Your assignment: In the material below, find each line that contains the word "Hills" and copy it.

Start of Block

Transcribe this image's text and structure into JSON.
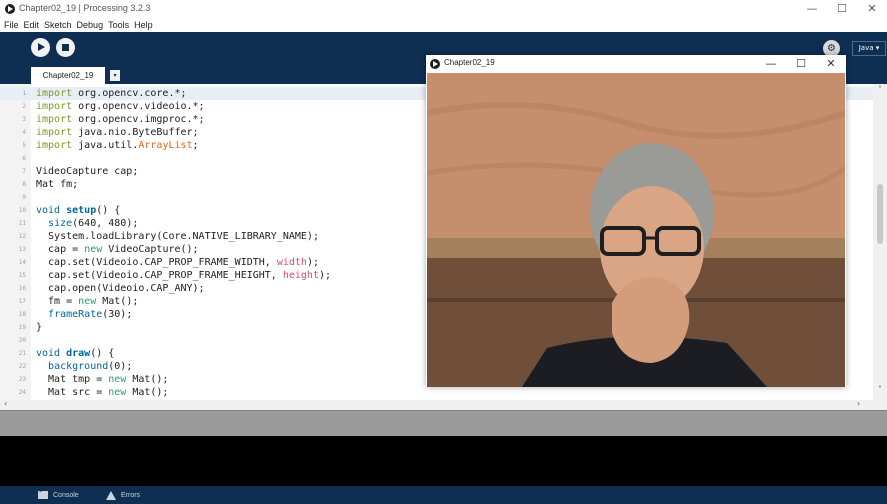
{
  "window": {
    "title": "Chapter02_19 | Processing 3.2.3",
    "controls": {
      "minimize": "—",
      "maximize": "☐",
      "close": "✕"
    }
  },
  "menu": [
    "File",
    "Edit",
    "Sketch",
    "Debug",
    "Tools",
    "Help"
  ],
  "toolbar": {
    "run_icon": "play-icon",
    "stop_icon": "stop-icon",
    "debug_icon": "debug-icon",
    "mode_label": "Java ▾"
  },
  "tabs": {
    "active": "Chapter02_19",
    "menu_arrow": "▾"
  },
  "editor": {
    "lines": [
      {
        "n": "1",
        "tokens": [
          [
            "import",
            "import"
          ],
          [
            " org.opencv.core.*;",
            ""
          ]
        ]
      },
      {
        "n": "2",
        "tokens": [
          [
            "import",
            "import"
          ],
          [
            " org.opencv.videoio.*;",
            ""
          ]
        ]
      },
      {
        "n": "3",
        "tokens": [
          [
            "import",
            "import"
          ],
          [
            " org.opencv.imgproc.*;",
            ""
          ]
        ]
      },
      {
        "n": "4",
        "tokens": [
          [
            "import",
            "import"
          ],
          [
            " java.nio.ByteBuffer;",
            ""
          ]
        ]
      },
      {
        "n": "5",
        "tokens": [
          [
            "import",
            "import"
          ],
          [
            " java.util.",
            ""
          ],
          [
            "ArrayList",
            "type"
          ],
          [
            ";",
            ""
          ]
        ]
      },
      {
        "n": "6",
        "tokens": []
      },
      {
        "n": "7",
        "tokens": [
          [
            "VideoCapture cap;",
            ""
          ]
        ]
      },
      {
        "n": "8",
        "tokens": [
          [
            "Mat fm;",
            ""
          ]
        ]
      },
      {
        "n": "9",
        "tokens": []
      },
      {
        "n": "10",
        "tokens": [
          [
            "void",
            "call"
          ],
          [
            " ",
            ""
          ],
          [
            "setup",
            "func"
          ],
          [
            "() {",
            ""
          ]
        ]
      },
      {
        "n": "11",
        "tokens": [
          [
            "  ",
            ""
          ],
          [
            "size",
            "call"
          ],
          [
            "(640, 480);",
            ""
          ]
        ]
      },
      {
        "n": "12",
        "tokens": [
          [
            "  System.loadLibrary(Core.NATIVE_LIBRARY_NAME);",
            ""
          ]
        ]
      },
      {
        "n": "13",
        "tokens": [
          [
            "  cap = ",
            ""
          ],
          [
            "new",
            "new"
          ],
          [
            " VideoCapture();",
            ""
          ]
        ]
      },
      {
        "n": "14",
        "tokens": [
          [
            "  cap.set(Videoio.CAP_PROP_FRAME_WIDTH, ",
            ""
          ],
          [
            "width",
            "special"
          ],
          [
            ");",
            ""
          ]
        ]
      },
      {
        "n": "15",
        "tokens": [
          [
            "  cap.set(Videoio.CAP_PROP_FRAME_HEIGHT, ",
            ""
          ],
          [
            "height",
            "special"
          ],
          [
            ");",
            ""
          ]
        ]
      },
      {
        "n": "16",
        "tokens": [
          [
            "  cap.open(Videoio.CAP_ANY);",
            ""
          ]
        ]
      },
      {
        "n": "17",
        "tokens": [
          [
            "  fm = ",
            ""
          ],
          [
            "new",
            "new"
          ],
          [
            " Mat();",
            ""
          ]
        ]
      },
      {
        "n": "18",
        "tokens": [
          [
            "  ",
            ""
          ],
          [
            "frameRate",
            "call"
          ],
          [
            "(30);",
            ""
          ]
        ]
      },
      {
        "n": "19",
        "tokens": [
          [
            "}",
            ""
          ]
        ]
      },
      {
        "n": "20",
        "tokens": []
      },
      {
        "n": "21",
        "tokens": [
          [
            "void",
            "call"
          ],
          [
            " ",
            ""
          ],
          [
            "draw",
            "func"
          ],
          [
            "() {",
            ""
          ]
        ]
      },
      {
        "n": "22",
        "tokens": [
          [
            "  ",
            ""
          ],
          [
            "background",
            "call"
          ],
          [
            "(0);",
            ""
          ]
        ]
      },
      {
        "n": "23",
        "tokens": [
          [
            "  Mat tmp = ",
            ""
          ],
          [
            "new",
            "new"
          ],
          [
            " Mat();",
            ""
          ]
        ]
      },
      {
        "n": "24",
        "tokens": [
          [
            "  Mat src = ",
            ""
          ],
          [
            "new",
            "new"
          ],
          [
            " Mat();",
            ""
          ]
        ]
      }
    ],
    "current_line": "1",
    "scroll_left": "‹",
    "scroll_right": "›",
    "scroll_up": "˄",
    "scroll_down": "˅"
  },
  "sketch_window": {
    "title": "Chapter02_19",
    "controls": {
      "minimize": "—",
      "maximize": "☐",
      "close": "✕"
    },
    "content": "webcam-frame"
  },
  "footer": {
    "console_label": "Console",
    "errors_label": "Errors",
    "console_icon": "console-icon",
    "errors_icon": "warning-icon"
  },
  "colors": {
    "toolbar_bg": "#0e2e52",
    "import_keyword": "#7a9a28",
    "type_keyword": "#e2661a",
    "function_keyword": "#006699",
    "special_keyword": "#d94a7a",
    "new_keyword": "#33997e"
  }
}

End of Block
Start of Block

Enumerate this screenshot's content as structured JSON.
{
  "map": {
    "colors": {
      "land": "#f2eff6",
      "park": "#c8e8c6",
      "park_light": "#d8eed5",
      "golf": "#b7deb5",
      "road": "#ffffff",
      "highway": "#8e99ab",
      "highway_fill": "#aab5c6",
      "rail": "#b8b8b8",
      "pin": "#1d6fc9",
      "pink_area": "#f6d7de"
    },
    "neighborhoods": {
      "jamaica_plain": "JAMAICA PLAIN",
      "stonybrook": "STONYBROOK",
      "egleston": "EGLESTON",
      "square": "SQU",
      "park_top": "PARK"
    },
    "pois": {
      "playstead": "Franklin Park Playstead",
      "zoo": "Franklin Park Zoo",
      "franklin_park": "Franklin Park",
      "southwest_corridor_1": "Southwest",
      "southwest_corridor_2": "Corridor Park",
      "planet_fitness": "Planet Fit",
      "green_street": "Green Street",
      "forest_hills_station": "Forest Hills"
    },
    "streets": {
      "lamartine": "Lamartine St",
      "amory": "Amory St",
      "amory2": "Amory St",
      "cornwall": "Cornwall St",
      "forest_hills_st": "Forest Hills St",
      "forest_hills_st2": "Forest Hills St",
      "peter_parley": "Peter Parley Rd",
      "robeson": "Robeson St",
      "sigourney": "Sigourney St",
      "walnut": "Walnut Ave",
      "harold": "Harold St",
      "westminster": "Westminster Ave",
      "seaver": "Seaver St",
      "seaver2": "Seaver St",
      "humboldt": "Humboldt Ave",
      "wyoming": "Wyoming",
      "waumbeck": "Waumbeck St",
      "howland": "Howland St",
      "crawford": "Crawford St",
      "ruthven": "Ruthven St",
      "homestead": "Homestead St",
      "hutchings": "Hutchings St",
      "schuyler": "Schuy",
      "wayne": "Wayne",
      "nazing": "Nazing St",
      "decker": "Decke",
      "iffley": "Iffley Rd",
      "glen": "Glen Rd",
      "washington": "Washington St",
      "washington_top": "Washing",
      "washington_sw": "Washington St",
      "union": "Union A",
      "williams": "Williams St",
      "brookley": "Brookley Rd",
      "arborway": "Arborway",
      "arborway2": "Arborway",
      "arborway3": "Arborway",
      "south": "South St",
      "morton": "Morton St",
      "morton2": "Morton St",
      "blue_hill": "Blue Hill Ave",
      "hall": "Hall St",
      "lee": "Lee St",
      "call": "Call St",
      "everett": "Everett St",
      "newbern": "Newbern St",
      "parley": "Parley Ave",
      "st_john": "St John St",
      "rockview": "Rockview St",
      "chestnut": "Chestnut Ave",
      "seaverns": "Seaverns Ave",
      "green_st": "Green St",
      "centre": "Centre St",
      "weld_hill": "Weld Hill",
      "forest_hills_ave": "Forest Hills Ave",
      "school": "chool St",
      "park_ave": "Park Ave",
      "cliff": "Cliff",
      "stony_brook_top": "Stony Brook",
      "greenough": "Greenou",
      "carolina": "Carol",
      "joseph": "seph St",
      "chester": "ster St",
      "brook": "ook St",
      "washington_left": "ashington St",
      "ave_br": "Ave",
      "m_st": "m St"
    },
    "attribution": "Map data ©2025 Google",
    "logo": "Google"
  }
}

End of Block
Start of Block

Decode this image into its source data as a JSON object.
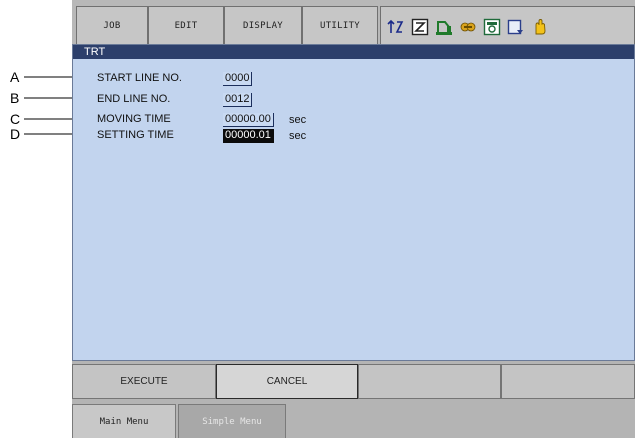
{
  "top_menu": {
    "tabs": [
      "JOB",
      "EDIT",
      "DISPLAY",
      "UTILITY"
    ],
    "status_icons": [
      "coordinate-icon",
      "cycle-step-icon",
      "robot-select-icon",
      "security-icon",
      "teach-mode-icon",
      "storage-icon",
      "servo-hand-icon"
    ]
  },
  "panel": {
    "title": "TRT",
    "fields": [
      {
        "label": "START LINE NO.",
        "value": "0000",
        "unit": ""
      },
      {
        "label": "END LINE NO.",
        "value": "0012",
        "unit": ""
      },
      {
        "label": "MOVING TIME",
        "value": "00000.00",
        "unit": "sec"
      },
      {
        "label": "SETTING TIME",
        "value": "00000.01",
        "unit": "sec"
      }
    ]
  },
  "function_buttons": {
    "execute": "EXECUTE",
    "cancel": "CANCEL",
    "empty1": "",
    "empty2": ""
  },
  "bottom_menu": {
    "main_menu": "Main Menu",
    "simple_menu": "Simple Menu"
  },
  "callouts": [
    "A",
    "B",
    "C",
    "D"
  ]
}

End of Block

Result:
      "forest_hills_station": "Forest Hills"
      "forest_hills_st": "Forest Hills St",
      "forest_hills_st2": "Forest Hills St",
      "forest_hills_ave": "Forest Hills Ave",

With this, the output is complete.